Task instructions
Go through the records and show each line where the word "icon" occurs.

Study material
____________________

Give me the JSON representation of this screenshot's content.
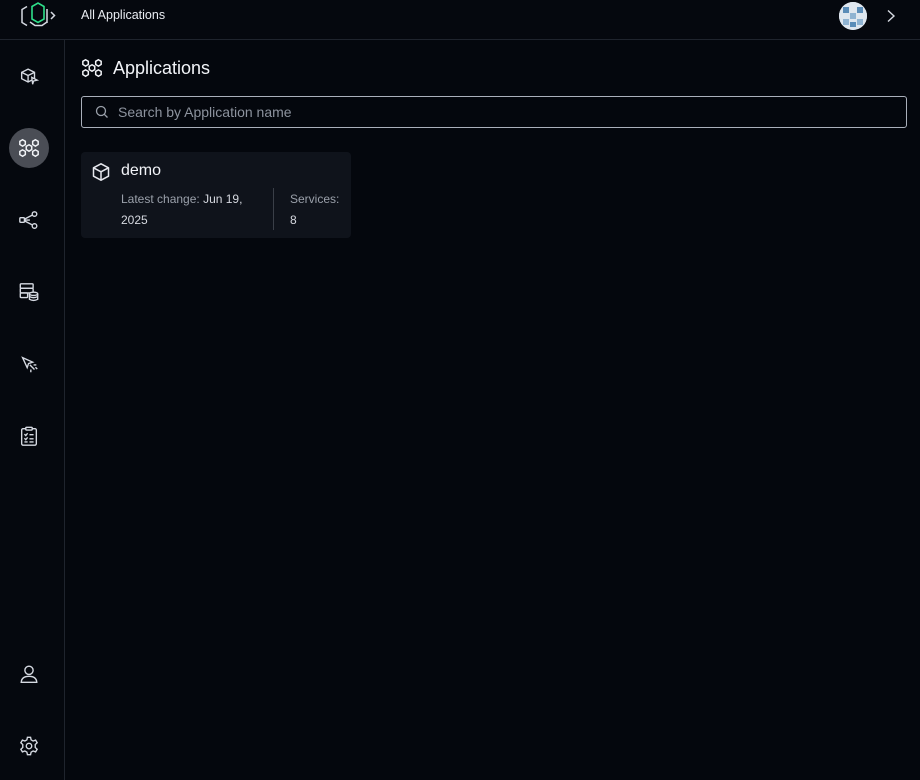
{
  "header": {
    "breadcrumb": "All Applications"
  },
  "sidebar": {
    "items": [
      {
        "icon": "deploy-box-icon",
        "active": false
      },
      {
        "icon": "applications-grid-icon",
        "active": true
      },
      {
        "icon": "share-nodes-icon",
        "active": false
      },
      {
        "icon": "database-stack-icon",
        "active": false
      },
      {
        "icon": "pointer-click-icon",
        "active": false
      },
      {
        "icon": "clipboard-checklist-icon",
        "active": false
      },
      {
        "icon": "user-icon",
        "active": false
      },
      {
        "icon": "gear-icon",
        "active": false
      }
    ]
  },
  "main": {
    "title": "Applications",
    "search": {
      "placeholder": "Search by Application name",
      "value": ""
    },
    "applications": [
      {
        "name": "demo",
        "latest_change_label": "Latest change:",
        "latest_change_value": "Jun 19, 2025",
        "services_label": "Services:",
        "services_value": "8"
      }
    ]
  },
  "colors": {
    "background": "#04070d",
    "accent": "#2ee08a",
    "active_nav": "#4a4d55"
  }
}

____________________

Exercise output
        "icon": "deploy-box-icon",
        "icon": "applications-grid-icon",
        "icon": "share-nodes-icon",
        "icon": "database-stack-icon",
        "icon": "pointer-click-icon",
        "icon": "clipboard-checklist-icon",
        "icon": "user-icon",
        "icon": "gear-icon",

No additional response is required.